*Task objective:* Within the entries below, every line containing "time" is to be copied.

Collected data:
Start of Block
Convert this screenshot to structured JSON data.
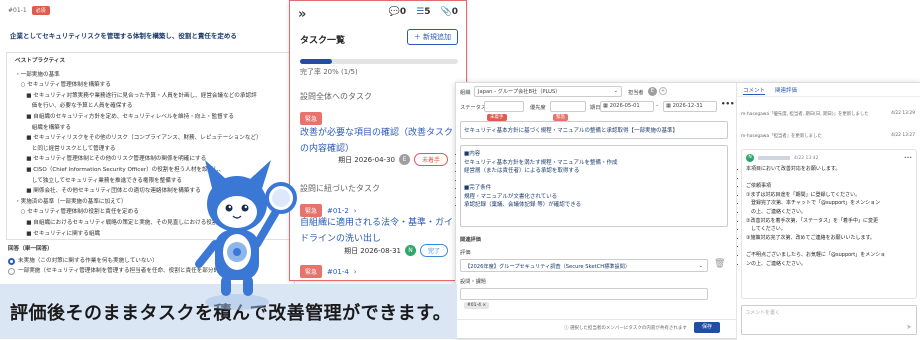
{
  "left": {
    "id": "#01-1",
    "badge": "必須",
    "title": "企業としてセキュリティリスクを管理する体制を構築し、役割と責任を定める",
    "bp_heading": "ベストプラクティス",
    "bp_lines": [
      "・一部実施の基準",
      "　○ セキュリティ管理体制を構築する",
      "　　■ セキュリティ対策実務や業務遂行に見合った予算・人員を計画し、経営会議などの承認評",
      "　　　価を行い、必要な予算と人員を確保する",
      "　　■ 自組織のセキュリティ方針を定め、セキュリティレベルを維持・向上・監督する",
      "　　　組織を構築する",
      "　　■ セキュリティリスクをその他のリスク（コンプライアンス、財務、レピュテーションなど）",
      "　　　と同じ経営リスクとして管理する",
      "　　■ セキュリティ管理体制とその他のリスク管理体制の関係を明確にする",
      "　　■ CISO（Chief Information Security Officer）の役割を担う人材を設置し、",
      "　　　して独立してセキュリティ業務を推進できる権限を整備する",
      "　　■ 関係会社、その他セキュリティ団体との適切な連絡体制を構築する",
      "・実施済の基準（一部実施の基準に加えて）",
      "　○ セキュリティ管理体制の役割と責任を定める",
      "　　■ 自組織におけるセキュリティ戦略の策定と実施、その見直しにおける役割",
      "　　■ セキュリティに関する組織"
    ],
    "answer_label": "回答（単一回答）",
    "options": [
      "未実施（この対策に関する作業を何も実施していない）",
      "一部実施（セキュリティ管理体制を管理する担当者を任命、役割と責任を部分的に定めている）"
    ]
  },
  "task": {
    "counts": {
      "comments": "0",
      "tasks": "5",
      "attachments": "0"
    },
    "title": "タスク一覧",
    "add_label": "新規追加",
    "progress_text": "完了率 20% (1/5)",
    "progress": 0.2,
    "section1": "設問全体へのタスク",
    "task1": {
      "tag": "緊急",
      "title": "改善が必要な項目の確認（改善タスクの内容確認）",
      "due": "期日 2026-04-30",
      "avatar": "E",
      "status": "未着手"
    },
    "section2": "設問に紐づいたタスク",
    "task2": {
      "tag": "緊急",
      "ref": "#01-2",
      "title": "自組織に適用される法令・基準・ガイドラインの洗い出し",
      "due": "期日 2026-08-31",
      "avatar": "N",
      "status": "完了"
    },
    "task3": {
      "tag": "緊急",
      "ref": "#01-4"
    }
  },
  "right": {
    "org_label": "組織",
    "org_value": "Japan - グループ会社B社（PLUS）",
    "assignee_label": "担当者",
    "assignee_avatar": "E",
    "status_label": "ステータス",
    "status_value": "未着手",
    "priority_label": "優先度",
    "priority_value": "緊急",
    "due_label": "期日",
    "date_from": "2026-05-01",
    "date_to": "2026-12-31",
    "more": "•••",
    "task_title": "セキュリティ基本方針に基づく規程・マニュアルの整備と承認取得【一部実施の基準】",
    "body": [
      "■内容",
      "セキュリティ基本方針を満たす規程・マニュアルを整備・作成",
      "経営層（または責任者）による承認を取得する",
      "",
      "■完了条件",
      "規程・マニュアルが文書化されている",
      "承認記録（稟議、会議体記録 等）が確認できる"
    ],
    "related_label": "関連評価",
    "eval_label": "評価",
    "eval_value": "【2026年度】グループセキュリティ調査（Secure SketCH標準設問）",
    "q_label": "設問・課題",
    "q_tag": "#01-4",
    "footer_note": "選択した担当者のメンバーにタスクの内容が共有されます",
    "save_label": "保存",
    "tabs": [
      "コメント",
      "関連評価"
    ],
    "activity": [
      {
        "text": "m-hasegawa「優先度, 担当者, 期日(日, 期日)」を更新しました",
        "time": "4/22 13:29"
      },
      {
        "text": "m-hasegawa「担当者」を更新しました",
        "time": "4/22 13:27"
      }
    ],
    "comment": {
      "avatar": "N",
      "time": "4/22 13:42",
      "lines": [
        "本項目において改善対応をお願いします。",
        "",
        "ご依頼事項",
        "①まずは対応目途を「期間」に登録してください。",
        "　登録完了次第、本チャットで「@support」をメンション",
        "　の上、ご連絡ください。",
        "②改善対応を着手次第、「ステータス」を「着手中」に変更",
        "　してください。",
        "③施策対応完了次第、改めてご連絡をお願いいたします。",
        "",
        "ご不明点ございましたら、お気軽に「@support」をメンショ",
        "ンの上、ご連絡ください。"
      ]
    },
    "comment_placeholder": "コメントを書く"
  },
  "banner": "評価後そのままタスクを積んで改善管理ができます。"
}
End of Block
*Answer box:*
        "time": "4/22 13:29"
        "time": "4/22 13:27"
      "time": "4/22 13:42",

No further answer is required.